Now that Barack Obama has been elected president of the United States of America by a substantial majority of the population; now that this young African American has overcome every obstacle and barrier that could possible be put in his way; now that he has successfully managed to scale the peak of political ambitions; now that he has proven to the satisfaction of a majority of the American people that he is the best person to lead the greatest industrialized country in the world at a time when it is undergoing the most challenging times of its existence; now that Barack has defied every myth that our society has perpetuated regarding the inherent limitations of the African American genome; now that for the first time in history residents of the White House on Pennsylvania Avenue in Washington, D.C., will not be White; now that an entirely new era will be ushered into American leadership; now that the country will be led by a descendent of those brought here shackled in chains in the hulls of ships to do the grudging work of settling this country; now that Air Force One and all its amenities will be the exclusive possession of the Obama family; now that the entire Armed Services personnel will have to stand at attention and salute when Obama is in their presence; now that nations throughout the world must accept him as leader of the most influential nation; now that the Obama triumph should obfuscate every stereotype perpetuated on his race; now that the pioneers of the long and arduous Civil Rights Movement will no longer have to say, “I never thought that I would live to see the day”; and now that, after 45 years, Barack Obama has been unveiled as the second coming of Martin Luther King’s dream, America is at a new crossroads.
But, many of us are wondering what this will mean for the everyday, average African American.
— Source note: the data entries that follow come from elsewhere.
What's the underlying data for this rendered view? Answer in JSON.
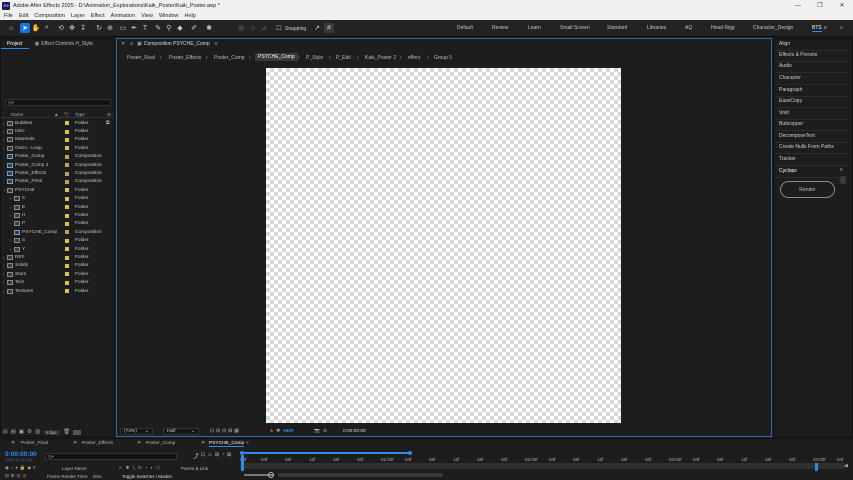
{
  "window": {
    "title": "Adobe After Effects 2025 - D:\\Animation_Explorations\\Kaik_Poster\\Kaik_Poster.aep *",
    "logo": "Ae"
  },
  "menu": [
    "File",
    "Edit",
    "Composition",
    "Layer",
    "Effect",
    "Animation",
    "View",
    "Window",
    "Help"
  ],
  "toolbar": {
    "snapping_label": "Snapping"
  },
  "workspaces": [
    "Default",
    "Review",
    "Learn",
    "Small Screen",
    "Standard",
    "Libraries",
    "AQ",
    "Head Rigg",
    "Character_Design",
    "BTS"
  ],
  "workspace_active": "BTS",
  "project_panel": {
    "tabs": [
      "Project",
      "Effect Controls H_Style"
    ],
    "search_placeholder": "Q▾",
    "columns": {
      "name": "Name",
      "type": "Type",
      "size": "Si"
    },
    "items": [
      {
        "name": "Bubbles",
        "type": "Folder",
        "depth": 0,
        "expanded": false,
        "kind": "folder",
        "label": "#d9c54a"
      },
      {
        "name": "Intro",
        "type": "Folder",
        "depth": 0,
        "expanded": false,
        "kind": "folder",
        "label": "#d9c54a"
      },
      {
        "name": "Materials",
        "type": "Folder",
        "depth": 0,
        "expanded": false,
        "kind": "folder",
        "label": "#d9c54a"
      },
      {
        "name": "Outro - Loop",
        "type": "Folder",
        "depth": 0,
        "expanded": false,
        "kind": "folder",
        "label": "#d9c54a"
      },
      {
        "name": "Poster_Comp",
        "type": "Composition",
        "depth": 0,
        "kind": "comp",
        "label": "#b9a25a"
      },
      {
        "name": "Poster_Comp 2",
        "type": "Composition",
        "depth": 0,
        "kind": "comp",
        "label": "#b9a25a"
      },
      {
        "name": "Poster_Effects",
        "type": "Composition",
        "depth": 0,
        "kind": "comp",
        "label": "#b9a25a"
      },
      {
        "name": "Poster_Final",
        "type": "Composition",
        "depth": 0,
        "kind": "comp",
        "label": "#b9a25a"
      },
      {
        "name": "PSYCHE",
        "type": "Folder",
        "depth": 0,
        "expanded": true,
        "kind": "folder",
        "label": "#d9c54a"
      },
      {
        "name": "C",
        "type": "Folder",
        "depth": 1,
        "expanded": false,
        "kind": "folder",
        "label": "#d9c54a"
      },
      {
        "name": "E",
        "type": "Folder",
        "depth": 1,
        "expanded": false,
        "kind": "folder",
        "label": "#d9c54a"
      },
      {
        "name": "H",
        "type": "Folder",
        "depth": 1,
        "expanded": false,
        "kind": "folder",
        "label": "#d9c54a"
      },
      {
        "name": "P",
        "type": "Folder",
        "depth": 1,
        "expanded": false,
        "kind": "folder",
        "label": "#d9c54a"
      },
      {
        "name": "PSYCHE_Comp",
        "type": "Composition",
        "depth": 1,
        "kind": "comp",
        "label": "#b9a25a"
      },
      {
        "name": "S",
        "type": "Folder",
        "depth": 1,
        "expanded": false,
        "kind": "folder",
        "label": "#d9c54a"
      },
      {
        "name": "Y",
        "type": "Folder",
        "depth": 1,
        "expanded": false,
        "kind": "folder",
        "label": "#d9c54a"
      },
      {
        "name": "REF",
        "type": "Folder",
        "depth": 0,
        "expanded": false,
        "kind": "folder",
        "label": "#d9c54a"
      },
      {
        "name": "Solids",
        "type": "Folder",
        "depth": 0,
        "expanded": false,
        "kind": "folder",
        "label": "#d9c54a"
      },
      {
        "name": "Stars",
        "type": "Folder",
        "depth": 0,
        "expanded": false,
        "kind": "folder",
        "label": "#d9c54a"
      },
      {
        "name": "Text",
        "type": "Folder",
        "depth": 0,
        "expanded": false,
        "kind": "folder",
        "label": "#d9c54a"
      },
      {
        "name": "Textures",
        "type": "Folder",
        "depth": 0,
        "expanded": false,
        "kind": "folder",
        "label": "#d9c54a"
      }
    ],
    "bpc": "8 bpc"
  },
  "composition_panel": {
    "tab": "Composition PSYCHE_Comp",
    "breadcrumbs": [
      "Poster_Final",
      "Poster_Effects",
      "Poster_Comp",
      "PSYCHE_Comp",
      "P_Style",
      "P_Edit",
      "Kaik_Poster 2",
      "effect",
      "Group 5"
    ],
    "breadcrumb_active": "PSYCHE_Comp",
    "zoom": "(74%)",
    "resolution": "Half",
    "hdr": "HDR",
    "timecode": "0:00:00:00"
  },
  "right_panels": [
    "Align",
    "Effects & Presets",
    "Audio",
    "Character",
    "Paragraph",
    "EaseCopy",
    "Void",
    "Buttcopper",
    "DecomposeText",
    "Create Nulls From Paths",
    "Tracker",
    "Cyclops"
  ],
  "cyclops": {
    "render_label": "Render"
  },
  "timeline": {
    "tabs": [
      "Poster_Final",
      "Poster_Effects",
      "Poster_Comp",
      "PSYCHE_Comp"
    ],
    "active_tab": "PSYCHE_Comp",
    "timecode": "0:00:00:00",
    "timecode_sub": "00000 (12.00 fps)",
    "search_placeholder": "Q▾",
    "layer_name_header": "Layer Name",
    "parent_header": "Parent & Link",
    "ticks": [
      "00f",
      "04f",
      "08f",
      "12f",
      "16f",
      "20f",
      "01:00f",
      "04f",
      "08f",
      "12f",
      "16f",
      "20f",
      "02:00f",
      "04f",
      "08f",
      "12f",
      "16f",
      "20f",
      "03:00f",
      "04f",
      "08f",
      "12f",
      "16f",
      "20f",
      "04:00f",
      "04f",
      "08f"
    ],
    "frame_render_label": "Frame Render Time:",
    "frame_render_value": "0ms",
    "toggle_label": "Toggle Switches / Modes"
  },
  "colors": {
    "accent": "#2d8ceb",
    "folder_label": "#d9c54a"
  }
}
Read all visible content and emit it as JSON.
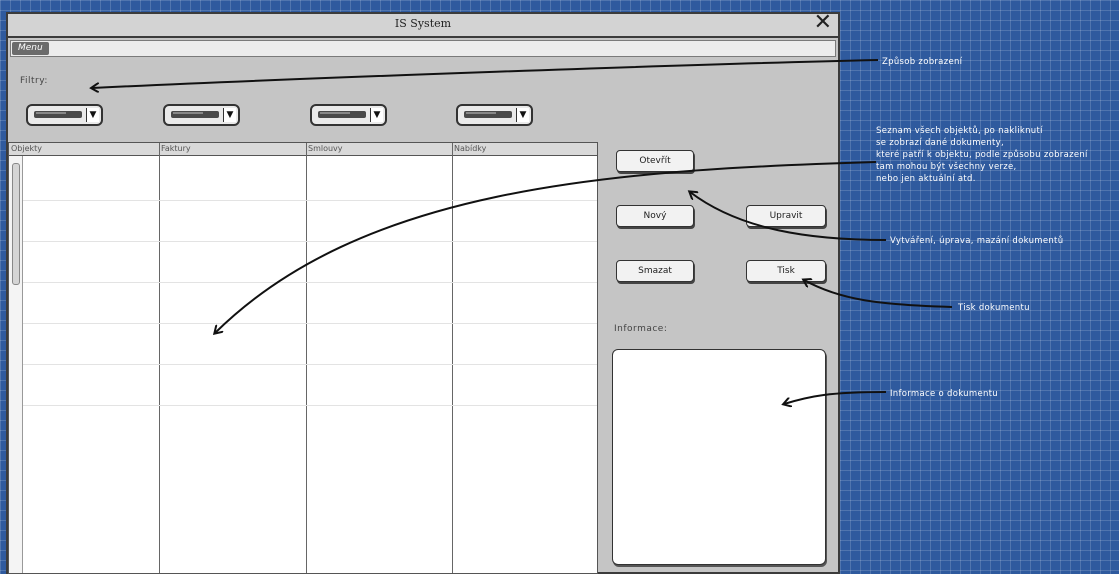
{
  "window": {
    "title": "IS System",
    "close_glyph": "✕"
  },
  "menu": {
    "label": "Menu"
  },
  "filters": {
    "label": "Filtry:",
    "dropdown_arrow": "▼"
  },
  "table": {
    "columns": [
      "Objekty",
      "Faktury",
      "Smlouvy",
      "Nabídky"
    ]
  },
  "buttons": {
    "open": "Otevřít",
    "new": "Nový",
    "edit": "Upravit",
    "delete": "Smazat",
    "print": "Tisk"
  },
  "info": {
    "label": "Informace:"
  },
  "annotations": {
    "view_mode": "Způsob zobrazení",
    "object_list": [
      "Seznam všech objektů, po nakliknutí",
      " se zobrazí dané dokumenty,",
      "které patří k objektu, podle způsobu zobrazení",
      " tam mohou být všechny verze,",
      "nebo jen aktuální atd."
    ],
    "crud": "Vytváření, úprava, mazání dokumentů",
    "print_doc": "Tisk dokumentu",
    "doc_info": "Informace o dokumentu"
  }
}
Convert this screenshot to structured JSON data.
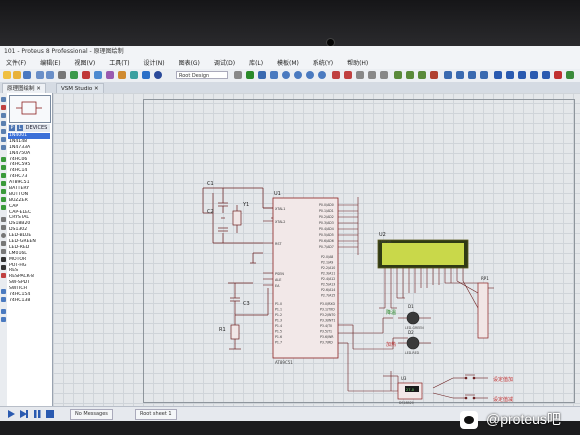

Will it mark a turning point in race relations in this country? Will it spark a renaissance of equal opportunity in this country for all people of color?
I am afraid that anyone with such expectations is whistling Dixie. The mere thought of such expectations brings to mind my high school graduation motto: “We have crossed the bay, but the ocean lies before us.”
Needless to say, there is a real danger in expecting too much of this victory — although it is truly a victory for all people of color, as well as the country at large. Yet the reality remains that no single person or event can possibly completely erase the dilemma of racism that is so inherent in the American way of life.
In the meantime, we as people of color must temper our expectations and endeavor to increase our cooperation to support his agenda to the maximum of our capacity.
Matthew Little welcomes reader responses to email@example.com.